It’s surely the question on the lips of all those “Canadians” politicians keep mentioning with such transparently insincere fondness, us normal ones who aren’t up to our eyebrows in politics or indentured since birth to one particular party and whose political allegiances are rather more flexible.
It is this.
For God’s sakes, why are those other people — the muscled-out and muzzled Jody Wilson-Raybould, the booted and betrayed Jane Philpott, the deeply confused members of Philpott’s riding association in Markham-Stouffville, Ont., — all still proclaiming themselves to be proud Liberals?
According to CBC News, 10 of 16 association board members in Philpott’s riding resigned after a meeting Monday night.
I attempted to confirm the mass resignation with Stuart Young, still as of Tuesday listed online as the chair of the Markham-Stouffville Federal Liberal Association. But, asked for a few minutes of his time, he replied, “Thank you, but no.”
Thus, we are left with the remarks of the outgoing secretary, one Leea Nutson, to the mother corp.
The resignations, said Nutson, weren’t meant as a “protest” against Prime Minister Justin Trudeau, heaven’s no.

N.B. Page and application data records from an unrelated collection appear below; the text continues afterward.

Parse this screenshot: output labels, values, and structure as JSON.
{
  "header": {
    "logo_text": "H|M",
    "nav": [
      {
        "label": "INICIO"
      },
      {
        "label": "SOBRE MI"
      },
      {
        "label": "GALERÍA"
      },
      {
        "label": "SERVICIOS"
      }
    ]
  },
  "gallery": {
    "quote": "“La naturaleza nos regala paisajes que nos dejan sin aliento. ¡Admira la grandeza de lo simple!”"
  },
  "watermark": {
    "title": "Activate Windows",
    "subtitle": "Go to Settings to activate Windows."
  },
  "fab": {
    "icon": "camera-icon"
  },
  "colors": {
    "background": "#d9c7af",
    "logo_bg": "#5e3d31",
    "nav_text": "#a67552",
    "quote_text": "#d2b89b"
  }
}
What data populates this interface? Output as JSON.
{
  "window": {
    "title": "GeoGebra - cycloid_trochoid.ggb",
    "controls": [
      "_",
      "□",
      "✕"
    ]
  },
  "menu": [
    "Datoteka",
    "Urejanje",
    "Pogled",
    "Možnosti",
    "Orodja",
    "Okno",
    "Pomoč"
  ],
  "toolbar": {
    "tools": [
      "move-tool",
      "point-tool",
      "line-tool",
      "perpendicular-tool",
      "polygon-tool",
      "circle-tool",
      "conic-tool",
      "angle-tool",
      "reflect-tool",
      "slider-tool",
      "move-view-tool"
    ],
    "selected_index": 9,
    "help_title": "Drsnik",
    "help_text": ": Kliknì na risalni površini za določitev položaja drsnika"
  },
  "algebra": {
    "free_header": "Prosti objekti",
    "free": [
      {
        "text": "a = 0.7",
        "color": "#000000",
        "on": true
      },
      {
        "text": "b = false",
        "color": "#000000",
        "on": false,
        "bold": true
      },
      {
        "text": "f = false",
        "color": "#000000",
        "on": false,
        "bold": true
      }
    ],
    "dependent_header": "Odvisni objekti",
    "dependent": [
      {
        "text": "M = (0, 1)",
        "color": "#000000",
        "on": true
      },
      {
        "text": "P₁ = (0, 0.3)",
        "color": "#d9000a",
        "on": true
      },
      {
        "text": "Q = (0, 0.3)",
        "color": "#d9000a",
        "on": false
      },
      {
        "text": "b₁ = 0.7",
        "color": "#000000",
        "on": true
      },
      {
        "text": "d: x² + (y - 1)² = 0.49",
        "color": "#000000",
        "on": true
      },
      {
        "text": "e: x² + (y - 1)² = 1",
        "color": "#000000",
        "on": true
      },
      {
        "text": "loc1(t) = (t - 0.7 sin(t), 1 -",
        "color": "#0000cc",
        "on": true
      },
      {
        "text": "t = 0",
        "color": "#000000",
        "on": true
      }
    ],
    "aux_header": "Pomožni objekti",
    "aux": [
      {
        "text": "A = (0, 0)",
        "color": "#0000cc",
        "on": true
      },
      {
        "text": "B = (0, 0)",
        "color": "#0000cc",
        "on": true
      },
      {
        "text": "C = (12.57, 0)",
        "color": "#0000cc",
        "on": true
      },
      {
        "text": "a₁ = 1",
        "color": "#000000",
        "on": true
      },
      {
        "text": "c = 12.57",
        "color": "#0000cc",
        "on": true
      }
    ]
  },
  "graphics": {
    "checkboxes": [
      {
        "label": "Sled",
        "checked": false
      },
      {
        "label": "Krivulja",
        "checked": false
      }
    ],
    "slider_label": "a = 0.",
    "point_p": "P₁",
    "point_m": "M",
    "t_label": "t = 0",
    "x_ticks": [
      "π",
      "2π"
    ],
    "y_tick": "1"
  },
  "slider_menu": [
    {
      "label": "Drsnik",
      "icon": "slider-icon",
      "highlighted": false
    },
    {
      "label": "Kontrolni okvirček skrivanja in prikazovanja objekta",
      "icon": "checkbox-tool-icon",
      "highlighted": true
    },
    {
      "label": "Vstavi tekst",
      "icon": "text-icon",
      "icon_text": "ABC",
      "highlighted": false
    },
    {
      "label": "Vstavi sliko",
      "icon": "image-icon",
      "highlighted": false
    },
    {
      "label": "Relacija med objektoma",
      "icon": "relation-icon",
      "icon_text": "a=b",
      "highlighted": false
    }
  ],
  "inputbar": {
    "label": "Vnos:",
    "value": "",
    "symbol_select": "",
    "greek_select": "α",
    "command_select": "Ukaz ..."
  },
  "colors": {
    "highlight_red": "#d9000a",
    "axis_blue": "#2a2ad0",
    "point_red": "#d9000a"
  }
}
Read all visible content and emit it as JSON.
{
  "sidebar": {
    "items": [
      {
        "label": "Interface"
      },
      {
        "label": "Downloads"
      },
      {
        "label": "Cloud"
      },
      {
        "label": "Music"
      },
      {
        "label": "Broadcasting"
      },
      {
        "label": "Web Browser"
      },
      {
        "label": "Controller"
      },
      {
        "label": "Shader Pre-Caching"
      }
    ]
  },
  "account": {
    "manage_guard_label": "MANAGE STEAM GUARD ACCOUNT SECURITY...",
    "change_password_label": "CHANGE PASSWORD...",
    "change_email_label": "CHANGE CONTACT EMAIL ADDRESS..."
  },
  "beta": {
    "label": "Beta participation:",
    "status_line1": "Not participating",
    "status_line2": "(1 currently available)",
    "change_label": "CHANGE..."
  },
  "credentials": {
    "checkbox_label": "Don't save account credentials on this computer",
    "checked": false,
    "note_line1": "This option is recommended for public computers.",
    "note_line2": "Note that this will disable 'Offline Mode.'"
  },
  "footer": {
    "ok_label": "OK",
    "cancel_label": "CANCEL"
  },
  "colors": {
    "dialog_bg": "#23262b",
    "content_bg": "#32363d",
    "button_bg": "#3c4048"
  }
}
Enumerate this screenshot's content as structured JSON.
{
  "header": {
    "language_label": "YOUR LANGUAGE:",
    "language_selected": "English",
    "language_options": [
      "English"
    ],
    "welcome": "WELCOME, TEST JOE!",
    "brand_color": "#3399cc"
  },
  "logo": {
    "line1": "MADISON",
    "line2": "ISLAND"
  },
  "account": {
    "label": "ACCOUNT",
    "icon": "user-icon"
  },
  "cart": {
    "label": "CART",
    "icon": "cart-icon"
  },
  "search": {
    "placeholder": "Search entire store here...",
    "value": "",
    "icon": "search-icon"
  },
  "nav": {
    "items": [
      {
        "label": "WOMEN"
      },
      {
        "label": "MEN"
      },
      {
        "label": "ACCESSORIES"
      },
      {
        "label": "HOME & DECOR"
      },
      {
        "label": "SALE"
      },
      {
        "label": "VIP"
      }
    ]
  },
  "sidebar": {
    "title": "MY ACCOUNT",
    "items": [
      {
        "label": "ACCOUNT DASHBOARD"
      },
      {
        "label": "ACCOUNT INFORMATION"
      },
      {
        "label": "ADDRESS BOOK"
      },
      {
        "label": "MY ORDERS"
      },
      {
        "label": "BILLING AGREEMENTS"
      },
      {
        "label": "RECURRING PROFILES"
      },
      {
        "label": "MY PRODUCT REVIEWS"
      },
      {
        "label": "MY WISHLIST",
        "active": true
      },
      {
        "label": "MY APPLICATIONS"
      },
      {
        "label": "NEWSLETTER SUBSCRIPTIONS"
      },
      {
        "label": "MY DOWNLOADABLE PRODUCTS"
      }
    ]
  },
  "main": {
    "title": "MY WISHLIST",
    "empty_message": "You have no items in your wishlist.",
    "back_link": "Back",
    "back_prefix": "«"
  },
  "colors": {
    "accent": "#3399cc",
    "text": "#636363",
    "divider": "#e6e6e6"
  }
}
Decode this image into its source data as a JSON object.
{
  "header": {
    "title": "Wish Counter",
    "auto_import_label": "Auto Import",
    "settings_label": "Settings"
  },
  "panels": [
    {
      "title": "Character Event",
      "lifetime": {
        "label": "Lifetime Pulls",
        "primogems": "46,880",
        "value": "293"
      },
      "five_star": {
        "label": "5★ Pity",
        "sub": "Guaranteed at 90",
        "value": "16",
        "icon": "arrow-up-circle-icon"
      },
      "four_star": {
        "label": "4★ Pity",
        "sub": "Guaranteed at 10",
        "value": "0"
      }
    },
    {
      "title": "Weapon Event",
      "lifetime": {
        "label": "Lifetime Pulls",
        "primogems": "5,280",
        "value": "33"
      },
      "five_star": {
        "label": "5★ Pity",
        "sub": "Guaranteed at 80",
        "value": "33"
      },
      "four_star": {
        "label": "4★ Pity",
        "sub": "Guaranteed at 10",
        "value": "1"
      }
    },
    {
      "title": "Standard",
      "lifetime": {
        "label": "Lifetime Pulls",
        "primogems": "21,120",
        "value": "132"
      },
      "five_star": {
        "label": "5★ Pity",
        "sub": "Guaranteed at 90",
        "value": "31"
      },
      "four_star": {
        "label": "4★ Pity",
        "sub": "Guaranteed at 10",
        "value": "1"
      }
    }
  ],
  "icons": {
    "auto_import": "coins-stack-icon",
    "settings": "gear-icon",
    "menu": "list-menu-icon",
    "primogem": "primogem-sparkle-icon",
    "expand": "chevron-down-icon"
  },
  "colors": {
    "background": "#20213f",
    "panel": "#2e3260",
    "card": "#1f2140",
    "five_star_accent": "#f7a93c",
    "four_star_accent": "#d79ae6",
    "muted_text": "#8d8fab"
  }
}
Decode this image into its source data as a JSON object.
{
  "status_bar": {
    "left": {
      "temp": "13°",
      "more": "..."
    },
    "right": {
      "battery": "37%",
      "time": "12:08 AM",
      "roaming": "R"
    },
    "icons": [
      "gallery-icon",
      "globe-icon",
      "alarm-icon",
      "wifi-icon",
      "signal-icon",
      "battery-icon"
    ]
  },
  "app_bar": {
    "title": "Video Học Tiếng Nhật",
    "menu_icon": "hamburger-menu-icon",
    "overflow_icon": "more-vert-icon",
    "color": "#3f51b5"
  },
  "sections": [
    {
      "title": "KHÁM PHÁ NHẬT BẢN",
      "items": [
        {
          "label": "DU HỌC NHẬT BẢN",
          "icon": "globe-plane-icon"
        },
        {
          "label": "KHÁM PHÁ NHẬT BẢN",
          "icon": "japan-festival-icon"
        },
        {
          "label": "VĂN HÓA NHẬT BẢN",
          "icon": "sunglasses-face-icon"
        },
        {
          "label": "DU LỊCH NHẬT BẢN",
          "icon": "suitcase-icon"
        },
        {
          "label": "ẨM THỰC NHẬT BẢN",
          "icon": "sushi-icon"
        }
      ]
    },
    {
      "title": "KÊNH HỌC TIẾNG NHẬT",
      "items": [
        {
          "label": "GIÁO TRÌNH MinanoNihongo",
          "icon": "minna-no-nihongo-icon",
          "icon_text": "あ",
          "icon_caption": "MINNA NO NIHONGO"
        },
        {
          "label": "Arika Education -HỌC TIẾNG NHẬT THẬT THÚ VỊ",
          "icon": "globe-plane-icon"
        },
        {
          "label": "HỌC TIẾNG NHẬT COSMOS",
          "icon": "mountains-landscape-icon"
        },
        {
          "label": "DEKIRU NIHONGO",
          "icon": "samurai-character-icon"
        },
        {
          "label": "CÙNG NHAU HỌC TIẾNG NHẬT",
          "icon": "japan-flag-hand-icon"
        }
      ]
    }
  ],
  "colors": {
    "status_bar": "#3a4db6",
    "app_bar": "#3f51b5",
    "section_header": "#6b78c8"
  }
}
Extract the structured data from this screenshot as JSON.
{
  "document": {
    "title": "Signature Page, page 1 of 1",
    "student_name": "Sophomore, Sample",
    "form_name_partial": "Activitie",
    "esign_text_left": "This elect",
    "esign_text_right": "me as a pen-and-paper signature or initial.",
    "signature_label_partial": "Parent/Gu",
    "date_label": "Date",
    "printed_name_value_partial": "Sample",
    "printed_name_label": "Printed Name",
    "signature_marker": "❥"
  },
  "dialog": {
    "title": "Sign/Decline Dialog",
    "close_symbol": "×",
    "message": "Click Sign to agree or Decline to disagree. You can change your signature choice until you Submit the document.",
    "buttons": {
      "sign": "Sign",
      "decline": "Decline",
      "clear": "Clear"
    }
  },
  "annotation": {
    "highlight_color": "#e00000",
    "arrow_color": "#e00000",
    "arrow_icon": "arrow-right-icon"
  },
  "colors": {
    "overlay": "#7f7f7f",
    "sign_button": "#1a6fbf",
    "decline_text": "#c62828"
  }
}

Rather, she said, the board members, all volunteers, are disheartened; they “don’t have the energy to support another candidate.”
And, Nutson said, she didn’t resign because of the SNC-Lavalin controversy. (What was that business anyway? Was there a controversy?) Rather, she said, “it’s strictly about Jane Philpott,” whom she has supported since 2015.
And, of course, Nutson told the CBC, she still plans to vote for Trudeau and the Liberals in the October election.
Ditto, of course, JWR and Philpott herself.
From the moment Wilson-Raybould resigned from cabinet — because of the political pressure being applied to her by the PM, the PMO, the clerk of the Privy Council and anyone else they could draft in to give SNC-Lavalin a deal so the company could avoid prosecution on bribery and fraud charges for its alleged conduct in Libya — she announced her intentions to remain a Liberal, insisting she still “fundamentally” believed Trudeau shares her vision for the country and that she supports the Liberal platform.
And when Philpott resigned as Treasury Board president — she made it crystal-clear she was bloody well resigning because she’d lost confidence in how the government dealt with SNC-Lavalin and how “it has responded to the issues raised” — she, too, pledged to continue on in the Liberal caucus and pronounced herself “firmly committed to our crucial platform priorities, especially justice for Indigenous peoples and implementing a plan to tackle the existential threat of climate change.”
Wilson-Raybould even wrote a letter to the Liberal caucus, pleading with her colleagues to let her stay.
Naturally, instead she and Philpott were smartly kicked out the caucus door last week, meaning they now sit as independent members.
The caucus didn’t actually vote on the expulsions of the two women, that decision being made unilaterally by Trudeau, albeit after alleged “consultations” with some regional chairs which gave him, he said, a sense of the “will of caucus.”
Philpott raised the issue in the House of Commons Tuesday, suggesting that the PM broke the law.
It appears that back in 2015, the Liberals didn’t bother to have the vote required by the Reform Act — brought forward by Conservative MP Michael Chong two years before — on how to deal with expulsions.
These rules lay out a clear process for expulsion — 20 per cent of the members have to write the chair requesting an expulsion vote, and a majority of the caucus, in this case 90 Liberals, has to approve it by secret ballot.
Every party caucus is required to hold four such recorded votes — on expulsion, re-admission to caucus, the election or removal of caucus chairs, leadership reviews — after each general election and report the results to the Speaker.
The underlying notion, as Philpott told the House, is that MPs are not accountable to the leader, but he or she to them.
Put another way, MPs ought to have a say in how their organization — the caucus — is run.
Philpott apparently consulted Chong before rising in the House, and he told the National Post’s Marie-Danielle Smith that she’s right on the money — that failing to have the brand-new MPs vote on their own administration in 2015 and then failing to have a vote on the JWR-Philpott expulsions are inherently illegal acts.
Speaker Geoff Regan has promised to come back with an opinion.
It is, as with much about Jane Philpott, a principled, serious and important issue. Inshallah, there will be a miracle, and the Speaker, a Liberal of course, will agree with her, and then the Liberal caucus can vote, in secret, so that the PM doesn’t get to frog-march them into giving him the result he wants.
And what then — they’d be back in the Liberal caucus, in the warm Liberal embrace? How would that in any way (aside from the principle) be a victory, I wonder, to get back to work for a prime minister whose idea of the rule of law is setting the rules and laying down the law?
Copyright Postmedia Network Inc., 2019